I lived right in the middle of the Hasidic Orthodox community, my employers were Orthodox but not quite as Orthdox as most. If they had been I, a gentile, would not have been working for them. Once Shabbat starts there are all kinds of rules about what you can and can’t do e.g. no key carrying or using, no driving, no touching of electrical things like light switches, ovens or thermostats. Many of the families had these things on timing devices to get round the rules but back in the day a friend of mine made a few quid going round the Jewish houses turning lights and ovens on and off. I used to get roped in too occasionally, if a neighbouring family couldn’t afford such things or something had gone awry.

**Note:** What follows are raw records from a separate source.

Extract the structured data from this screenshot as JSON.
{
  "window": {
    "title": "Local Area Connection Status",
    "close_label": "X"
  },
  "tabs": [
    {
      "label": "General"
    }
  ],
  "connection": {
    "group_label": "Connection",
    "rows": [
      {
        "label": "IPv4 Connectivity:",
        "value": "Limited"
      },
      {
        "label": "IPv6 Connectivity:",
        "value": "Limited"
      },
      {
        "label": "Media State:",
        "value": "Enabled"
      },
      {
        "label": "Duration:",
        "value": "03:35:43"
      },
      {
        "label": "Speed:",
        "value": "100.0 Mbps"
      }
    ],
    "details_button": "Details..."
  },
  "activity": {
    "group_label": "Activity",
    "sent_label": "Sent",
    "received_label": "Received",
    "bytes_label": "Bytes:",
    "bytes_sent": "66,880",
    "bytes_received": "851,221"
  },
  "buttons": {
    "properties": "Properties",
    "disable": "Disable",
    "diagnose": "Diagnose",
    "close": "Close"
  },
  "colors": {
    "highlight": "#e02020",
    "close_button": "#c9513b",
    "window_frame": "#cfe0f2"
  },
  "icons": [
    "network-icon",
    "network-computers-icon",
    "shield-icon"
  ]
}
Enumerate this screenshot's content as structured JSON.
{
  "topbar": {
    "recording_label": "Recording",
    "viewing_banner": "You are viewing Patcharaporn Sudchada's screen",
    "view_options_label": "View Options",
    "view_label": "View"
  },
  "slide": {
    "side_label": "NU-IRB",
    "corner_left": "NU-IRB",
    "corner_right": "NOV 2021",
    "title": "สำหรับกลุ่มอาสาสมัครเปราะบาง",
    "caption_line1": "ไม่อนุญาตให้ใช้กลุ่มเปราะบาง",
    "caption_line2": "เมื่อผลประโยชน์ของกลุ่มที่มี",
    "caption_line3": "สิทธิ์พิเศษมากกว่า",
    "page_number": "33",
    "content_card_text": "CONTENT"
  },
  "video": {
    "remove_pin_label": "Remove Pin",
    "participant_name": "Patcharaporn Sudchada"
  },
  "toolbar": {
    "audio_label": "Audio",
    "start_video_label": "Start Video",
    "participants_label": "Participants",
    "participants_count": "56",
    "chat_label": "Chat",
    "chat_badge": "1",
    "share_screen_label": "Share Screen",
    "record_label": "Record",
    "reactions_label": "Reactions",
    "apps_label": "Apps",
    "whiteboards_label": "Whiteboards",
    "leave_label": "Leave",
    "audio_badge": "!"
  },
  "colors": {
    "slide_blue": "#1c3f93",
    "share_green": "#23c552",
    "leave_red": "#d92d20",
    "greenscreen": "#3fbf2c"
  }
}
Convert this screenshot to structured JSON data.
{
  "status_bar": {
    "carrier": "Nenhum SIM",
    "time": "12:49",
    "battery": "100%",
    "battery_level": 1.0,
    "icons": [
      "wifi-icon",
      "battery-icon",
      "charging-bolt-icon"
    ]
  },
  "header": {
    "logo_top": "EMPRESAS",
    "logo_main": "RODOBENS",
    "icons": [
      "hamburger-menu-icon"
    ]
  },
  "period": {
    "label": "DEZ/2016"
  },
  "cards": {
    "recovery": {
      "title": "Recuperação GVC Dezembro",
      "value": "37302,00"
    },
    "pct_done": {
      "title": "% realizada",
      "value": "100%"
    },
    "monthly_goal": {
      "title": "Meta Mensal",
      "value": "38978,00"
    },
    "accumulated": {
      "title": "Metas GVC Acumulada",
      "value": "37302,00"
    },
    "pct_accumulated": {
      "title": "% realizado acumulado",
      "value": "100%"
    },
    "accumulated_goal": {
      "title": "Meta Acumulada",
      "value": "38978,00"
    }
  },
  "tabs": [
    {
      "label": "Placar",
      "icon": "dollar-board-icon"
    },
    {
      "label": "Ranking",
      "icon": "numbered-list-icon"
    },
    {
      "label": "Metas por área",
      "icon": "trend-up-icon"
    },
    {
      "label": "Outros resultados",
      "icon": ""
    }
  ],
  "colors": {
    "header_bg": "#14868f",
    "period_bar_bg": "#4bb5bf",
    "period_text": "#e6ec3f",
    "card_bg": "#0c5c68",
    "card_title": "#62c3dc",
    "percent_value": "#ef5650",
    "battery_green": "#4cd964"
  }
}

Then there were the kids. Large families are the norm, usually into double figures. The boys all wore these ringlets called payot in Hebrew. The family I worked for were Lubavitch Hasidim which meant they did not wear the full archaic Hasidic outfit of black fur hat, black silk coat, black breeches tucked into long white stockings and slip on shoes (it is forbidden to make a knot or touch shoes on Shabbat). My employer just wore a regular suit and black fedora. He always carried hundreds of pounds in his inside pocket. Rent collections I think. They were quite well off, some of the Orthodox families were absolutely stony broke. They don’t generally work outside the community so jobs can be hard to come by and with the big families… I knew of one family whose 13th child slept in a chest-of-drawers in a hallway.
One week I was required to take a kid a bit like this to school and into lessons in Finchley (from Stoke Newington). We listened to The Pasadenas in the car on the way there, in the car when we were excluded from class for his barking like a dog or hitting things with a ruler, and in the car when we weren’t even allowed in the class for my being a gentile (and a woman) – I never worked out which was the worse. From my point of view, it was all good because I preferred being in the car with The Pasadenas anyway. I am not sure how the erstwhile student felt about it.